◆ **What is needed**: Exactly as shown below, retype every line of the data.
Segment Start: Material supplied
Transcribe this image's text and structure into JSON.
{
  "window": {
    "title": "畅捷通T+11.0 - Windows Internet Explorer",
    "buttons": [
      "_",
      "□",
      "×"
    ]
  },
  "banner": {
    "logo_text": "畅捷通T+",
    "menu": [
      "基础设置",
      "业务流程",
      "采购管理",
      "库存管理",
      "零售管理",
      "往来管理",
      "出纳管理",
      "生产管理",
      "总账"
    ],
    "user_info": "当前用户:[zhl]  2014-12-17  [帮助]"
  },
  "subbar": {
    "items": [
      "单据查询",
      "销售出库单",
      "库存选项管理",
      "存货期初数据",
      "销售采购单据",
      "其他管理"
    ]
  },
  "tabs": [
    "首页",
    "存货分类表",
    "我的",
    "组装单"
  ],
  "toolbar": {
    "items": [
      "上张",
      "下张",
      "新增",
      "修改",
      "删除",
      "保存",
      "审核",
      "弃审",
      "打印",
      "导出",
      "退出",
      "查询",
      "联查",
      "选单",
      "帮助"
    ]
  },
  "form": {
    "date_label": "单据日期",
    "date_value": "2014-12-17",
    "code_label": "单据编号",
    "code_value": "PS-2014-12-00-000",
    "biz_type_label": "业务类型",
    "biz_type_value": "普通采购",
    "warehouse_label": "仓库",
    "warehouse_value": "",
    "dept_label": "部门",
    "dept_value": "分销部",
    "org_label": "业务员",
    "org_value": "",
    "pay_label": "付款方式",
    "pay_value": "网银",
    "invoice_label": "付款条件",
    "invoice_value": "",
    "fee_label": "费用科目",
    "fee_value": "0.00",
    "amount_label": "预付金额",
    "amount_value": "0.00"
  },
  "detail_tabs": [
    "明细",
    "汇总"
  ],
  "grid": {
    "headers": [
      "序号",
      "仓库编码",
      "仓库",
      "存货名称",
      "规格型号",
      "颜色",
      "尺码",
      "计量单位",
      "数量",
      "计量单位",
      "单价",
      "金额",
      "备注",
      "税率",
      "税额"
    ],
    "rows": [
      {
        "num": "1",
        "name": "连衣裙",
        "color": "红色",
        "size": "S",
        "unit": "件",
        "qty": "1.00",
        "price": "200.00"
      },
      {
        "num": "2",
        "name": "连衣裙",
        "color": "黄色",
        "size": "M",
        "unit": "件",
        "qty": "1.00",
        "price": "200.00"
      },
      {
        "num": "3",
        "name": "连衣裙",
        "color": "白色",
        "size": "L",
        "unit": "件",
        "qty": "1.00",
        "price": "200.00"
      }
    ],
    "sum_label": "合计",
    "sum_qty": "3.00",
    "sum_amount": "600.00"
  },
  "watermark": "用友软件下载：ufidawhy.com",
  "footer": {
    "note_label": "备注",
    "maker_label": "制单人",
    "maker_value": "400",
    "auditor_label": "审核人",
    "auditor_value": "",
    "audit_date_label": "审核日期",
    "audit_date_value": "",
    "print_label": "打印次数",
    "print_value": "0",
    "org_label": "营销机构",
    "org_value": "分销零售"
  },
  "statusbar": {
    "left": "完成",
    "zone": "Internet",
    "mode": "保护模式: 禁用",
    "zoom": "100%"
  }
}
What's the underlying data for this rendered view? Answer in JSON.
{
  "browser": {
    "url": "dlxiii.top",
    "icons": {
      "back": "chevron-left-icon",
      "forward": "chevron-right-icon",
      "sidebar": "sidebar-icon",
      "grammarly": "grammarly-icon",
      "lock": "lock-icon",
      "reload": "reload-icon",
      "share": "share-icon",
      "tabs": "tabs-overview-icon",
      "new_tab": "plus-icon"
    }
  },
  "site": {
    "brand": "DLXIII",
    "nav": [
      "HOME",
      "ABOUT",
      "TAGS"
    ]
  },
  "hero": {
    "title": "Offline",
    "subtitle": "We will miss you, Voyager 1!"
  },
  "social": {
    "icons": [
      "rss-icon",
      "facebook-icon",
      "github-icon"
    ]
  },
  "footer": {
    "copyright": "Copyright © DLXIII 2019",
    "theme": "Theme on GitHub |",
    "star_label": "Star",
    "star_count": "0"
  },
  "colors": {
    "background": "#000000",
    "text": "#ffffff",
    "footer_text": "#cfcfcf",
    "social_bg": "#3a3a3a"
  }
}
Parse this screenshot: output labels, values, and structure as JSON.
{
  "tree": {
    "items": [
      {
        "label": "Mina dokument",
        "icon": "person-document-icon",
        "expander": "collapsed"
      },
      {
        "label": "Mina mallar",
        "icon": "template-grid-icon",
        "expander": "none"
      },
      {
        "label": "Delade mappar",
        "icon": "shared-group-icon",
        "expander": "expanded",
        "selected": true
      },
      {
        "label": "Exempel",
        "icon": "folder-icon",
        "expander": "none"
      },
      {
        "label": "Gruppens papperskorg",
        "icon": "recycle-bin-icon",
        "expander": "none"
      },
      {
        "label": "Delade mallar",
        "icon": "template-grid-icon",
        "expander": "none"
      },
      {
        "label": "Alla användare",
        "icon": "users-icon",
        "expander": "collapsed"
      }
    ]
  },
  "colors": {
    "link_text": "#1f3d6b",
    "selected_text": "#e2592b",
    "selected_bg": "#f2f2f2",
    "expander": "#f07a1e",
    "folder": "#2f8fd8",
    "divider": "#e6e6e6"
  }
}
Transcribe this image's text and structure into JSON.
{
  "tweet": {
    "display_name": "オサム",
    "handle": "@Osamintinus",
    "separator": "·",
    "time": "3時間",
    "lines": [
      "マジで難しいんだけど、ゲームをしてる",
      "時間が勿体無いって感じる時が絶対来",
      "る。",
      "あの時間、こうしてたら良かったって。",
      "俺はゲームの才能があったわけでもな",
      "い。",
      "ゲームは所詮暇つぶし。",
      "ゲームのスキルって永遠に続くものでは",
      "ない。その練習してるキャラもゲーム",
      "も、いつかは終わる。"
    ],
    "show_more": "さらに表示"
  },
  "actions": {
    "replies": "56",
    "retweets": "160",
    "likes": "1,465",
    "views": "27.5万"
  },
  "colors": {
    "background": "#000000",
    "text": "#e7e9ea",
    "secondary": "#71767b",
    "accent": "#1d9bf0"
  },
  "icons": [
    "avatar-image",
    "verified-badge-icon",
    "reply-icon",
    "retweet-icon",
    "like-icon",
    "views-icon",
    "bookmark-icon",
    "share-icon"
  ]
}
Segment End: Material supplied
◆ **Your response**:
Transcribe this image's text and structure into JSON.
{
  "window": {
    "title": "畅捷通T+11.0 - Windows Internet Explorer",
    "buttons": [
      "_",
      "□",
      "×"
    ]
  },
  "banner": {
    "logo_text": "畅捷通T+",
    "menu": [
      "基础设置",
      "业务流程",
      "采购管理",
      "库存管理",
      "零售管理",
      "往来管理",
      "出纳管理",
      "生产管理",
      "总账"
    ],
    "user_info": "当前用户:[zhl]  2014-12-17  [帮助]"
  },
  "subbar": {
    "items": [
      "单据查询",
      "销售出库单",
      "库存选项管理",
      "存货期初数据",
      "销售采购单据",
      "其他管理"
    ]
  },
  "tabs": [
    "首页",
    "存货分类表",
    "我的",
    "组装单"
  ],
  "toolbar": {
    "items": [
      "上张",
      "下张",
      "新增",
      "修改",
      "删除",
      "保存",
      "审核",
      "弃审",
      "打印",
      "导出",
      "退出",
      "查询",
      "联查",
      "选单",
      "帮助"
    ]
  },
  "form": {
    "date_label": "单据日期",
    "date_value": "2014-12-17",
    "code_label": "单据编号",
    "code_value": "PS-2014-12-00-000",
    "biz_type_label": "业务类型",
    "biz_type_value": "普通采购",
    "warehouse_label": "仓库",
    "warehouse_value": "",
    "dept_label": "部门",
    "dept_value": "分销部",
    "org_label": "业务员",
    "org_value": "",
    "pay_label": "付款方式",
    "pay_value": "网银",
    "invoice_label": "付款条件",
    "invoice_value": "",
    "fee_label": "费用科目",
    "fee_value": "0.00",
    "amount_label": "预付金额",
    "amount_value": "0.00"
  },
  "detail_tabs": [
    "明细",
    "汇总"
  ],
  "grid": {
    "headers": [
      "序号",
      "仓库编码",
      "仓库",
      "存货名称",
      "规格型号",
      "颜色",
      "尺码",
      "计量单位",
      "数量",
      "计量单位",
      "单价",
      "金额",
      "备注",
      "税率",
      "税额"
    ],
    "rows": [
      {
        "num": "1",
        "name": "连衣裙",
        "color": "红色",
        "size": "S",
        "unit": "件",
        "qty": "1.00",
        "price": "200.00"
      },
      {
        "num": "2",
        "name": "连衣裙",
        "color": "黄色",
        "size": "M",
        "unit": "件",
        "qty": "1.00",
        "price": "200.00"
      },
      {
        "num": "3",
        "name": "连衣裙",
        "color": "白色",
        "size": "L",
        "unit": "件",
        "qty": "1.00",
        "price": "200.00"
      }
    ],
    "sum_label": "合计",
    "sum_qty": "3.00",
    "sum_amount": "600.00"
  },
  "watermark": "用友软件下载：ufidawhy.com",
  "footer": {
    "note_label": "备注",
    "maker_label": "制单人",
    "maker_value": "400",
    "auditor_label": "审核人",
    "auditor_value": "",
    "audit_date_label": "审核日期",
    "audit_date_value": "",
    "print_label": "打印次数",
    "print_value": "0",
    "org_label": "营销机构",
    "org_value": "分销零售"
  },
  "statusbar": {
    "left": "完成",
    "zone": "Internet",
    "mode": "保护模式: 禁用",
    "zoom": "100%"
  }
}
What's the underlying data for this rendered view? Answer in JSON.
{
  "browser": {
    "url": "dlxiii.top",
    "icons": {
      "back": "chevron-left-icon",
      "forward": "chevron-right-icon",
      "sidebar": "sidebar-icon",
      "grammarly": "grammarly-icon",
      "lock": "lock-icon",
      "reload": "reload-icon",
      "share": "share-icon",
      "tabs": "tabs-overview-icon",
      "new_tab": "plus-icon"
    }
  },
  "site": {
    "brand": "DLXIII",
    "nav": [
      "HOME",
      "ABOUT",
      "TAGS"
    ]
  },
  "hero": {
    "title": "Offline",
    "subtitle": "We will miss you, Voyager 1!"
  },
  "social": {
    "icons": [
      "rss-icon",
      "facebook-icon",
      "github-icon"
    ]
  },
  "footer": {
    "copyright": "Copyright © DLXIII 2019",
    "theme": "Theme on GitHub |",
    "star_label": "Star",
    "star_count": "0"
  },
  "colors": {
    "background": "#000000",
    "text": "#ffffff",
    "footer_text": "#cfcfcf",
    "social_bg": "#3a3a3a"
  }
}
Parse this screenshot: output labels, values, and structure as JSON.
{
  "tree": {
    "items": [
      {
        "label": "Mina dokument",
        "icon": "person-document-icon",
        "expander": "collapsed"
      },
      {
        "label": "Mina mallar",
        "icon": "template-grid-icon",
        "expander": "none"
      },
      {
        "label": "Delade mappar",
        "icon": "shared-group-icon",
        "expander": "expanded",
        "selected": true
      },
      {
        "label": "Exempel",
        "icon": "folder-icon",
        "expander": "none"
      },
      {
        "label": "Gruppens papperskorg",
        "icon": "recycle-bin-icon",
        "expander": "none"
      },
      {
        "label": "Delade mallar",
        "icon": "template-grid-icon",
        "expander": "none"
      },
      {
        "label": "Alla användare",
        "icon": "users-icon",
        "expander": "collapsed"
      }
    ]
  },
  "colors": {
    "link_text": "#1f3d6b",
    "selected_text": "#e2592b",
    "selected_bg": "#f2f2f2",
    "expander": "#f07a1e",
    "folder": "#2f8fd8",
    "divider": "#e6e6e6"
  }
}
Transcribe this image's text and structure into JSON.
{
  "tweet": {
    "display_name": "オサム",
    "handle": "@Osamintinus",
    "separator": "·",
    "time": "3時間",
    "lines": [
      "マジで難しいんだけど、ゲームをしてる",
      "時間が勿体無いって感じる時が絶対来",
      "る。",
      "あの時間、こうしてたら良かったって。",
      "俺はゲームの才能があったわけでもな",
      "い。",
      "ゲームは所詮暇つぶし。",
      "ゲームのスキルって永遠に続くものでは",
      "ない。その練習してるキャラもゲーム",
      "も、いつかは終わる。"
    ],
    "show_more": "さらに表示"
  },
  "actions": {
    "replies": "56",
    "retweets": "160",
    "likes": "1,465",
    "views": "27.5万"
  },
  "colors": {
    "background": "#000000",
    "text": "#e7e9ea",
    "secondary": "#71767b",
    "accent": "#1d9bf0"
  },
  "icons": [
    "avatar-image",
    "verified-badge-icon",
    "reply-icon",
    "retweet-icon",
    "like-icon",
    "views-icon",
    "bookmark-icon",
    "share-icon"
  ]
}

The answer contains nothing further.